#### RECORDS PROVIDED

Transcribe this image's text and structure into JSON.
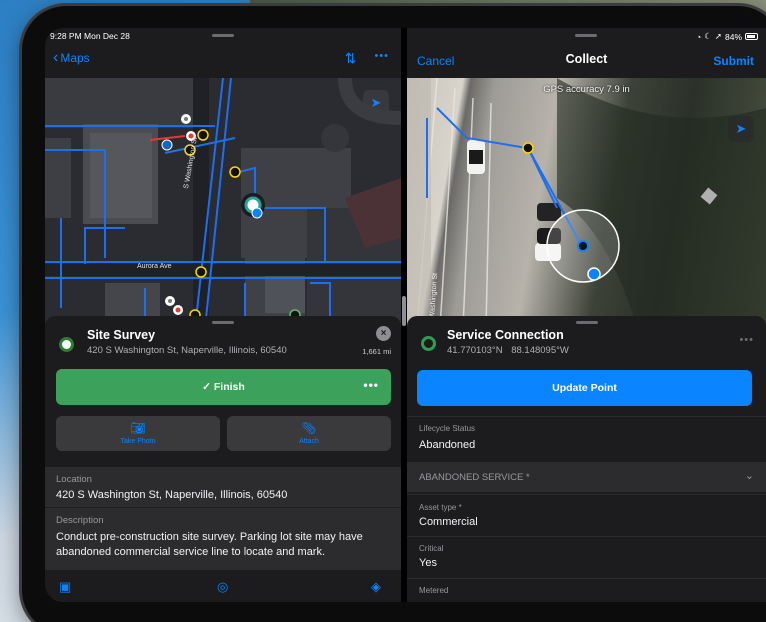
{
  "left": {
    "status": {
      "time": "9:28 PM  Mon Dec 28"
    },
    "nav": {
      "back_label": "Maps",
      "sort_icon": "sort-icon",
      "more_icon": "more-icon"
    },
    "map": {
      "street_1": "S Washington St",
      "street_2": "Aurora Ave",
      "street_3": "S Washington St"
    },
    "feature": {
      "title": "Site Survey",
      "address": "420 S Washington St, Naperville, Illinois, 60540",
      "distance": "1,661 mi",
      "close": "×"
    },
    "actions": {
      "finish_label": "✓ Finish",
      "more": "•••",
      "take_photo_label": "Take Photo",
      "attach_label": "Attach"
    },
    "details": [
      {
        "label": "Location",
        "value": "420 S Washington St, Naperville, Illinois, 60540"
      },
      {
        "label": "Description",
        "value": "Conduct pre-construction site survey. Parking lot site may have abandoned commercial service line to locate and mark."
      }
    ]
  },
  "right": {
    "status": {
      "battery": "84%"
    },
    "nav": {
      "cancel_label": "Cancel",
      "title": "Collect",
      "submit_label": "Submit"
    },
    "map": {
      "gps_accuracy": "GPS accuracy 7.9 in",
      "street": "Washington St"
    },
    "feature": {
      "title": "Service Connection",
      "lat": "41.770103°N",
      "lon": "88.148095°W",
      "more": "•••"
    },
    "update_label": "Update Point",
    "form": {
      "lifecycle": {
        "label": "Lifecycle Status",
        "value": "Abandoned"
      },
      "group_title": "ABANDONED SERVICE *",
      "asset_type": {
        "label": "Asset type *",
        "value": "Commercial"
      },
      "critical": {
        "label": "Critical",
        "value": "Yes"
      },
      "metered": {
        "label": "Metered"
      }
    }
  },
  "colors": {
    "accent": "#0a84ff",
    "finish": "#3ca15a",
    "dark_bg": "#1c1c1e",
    "field_bg": "#2c2c2e"
  }
}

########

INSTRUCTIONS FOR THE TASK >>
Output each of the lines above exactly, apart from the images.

EXERCISE OUTPUT >>
Transcribe this image's text and structure into JSON.
{
  "left": {
    "status": {
      "time": "9:28 PM  Mon Dec 28"
    },
    "nav": {
      "back_label": "Maps",
      "sort_icon": "sort-icon",
      "more_icon": "more-icon"
    },
    "map": {
      "street_1": "S Washington St",
      "street_2": "Aurora Ave",
      "street_3": "S Washington St"
    },
    "feature": {
      "title": "Site Survey",
      "address": "420 S Washington St, Naperville, Illinois, 60540",
      "distance": "1,661 mi",
      "close": "×"
    },
    "actions": {
      "finish_label": "✓ Finish",
      "more": "•••",
      "take_photo_label": "Take Photo",
      "attach_label": "Attach"
    },
    "details": [
      {
        "label": "Location",
        "value": "420 S Washington St, Naperville, Illinois, 60540"
      },
      {
        "label": "Description",
        "value": "Conduct pre-construction site survey. Parking lot site may have abandoned commercial service line to locate and mark."
      }
    ]
  },
  "right": {
    "status": {
      "battery": "84%"
    },
    "nav": {
      "cancel_label": "Cancel",
      "title": "Collect",
      "submit_label": "Submit"
    },
    "map": {
      "gps_accuracy": "GPS accuracy 7.9 in",
      "street": "Washington St"
    },
    "feature": {
      "title": "Service Connection",
      "lat": "41.770103°N",
      "lon": "88.148095°W",
      "more": "•••"
    },
    "update_label": "Update Point",
    "form": {
      "lifecycle": {
        "label": "Lifecycle Status",
        "value": "Abandoned"
      },
      "group_title": "ABANDONED SERVICE *",
      "asset_type": {
        "label": "Asset type *",
        "value": "Commercial"
      },
      "critical": {
        "label": "Critical",
        "value": "Yes"
      },
      "metered": {
        "label": "Metered"
      }
    }
  },
  "colors": {
    "accent": "#0a84ff",
    "finish": "#3ca15a",
    "dark_bg": "#1c1c1e",
    "field_bg": "#2c2c2e"
  }
}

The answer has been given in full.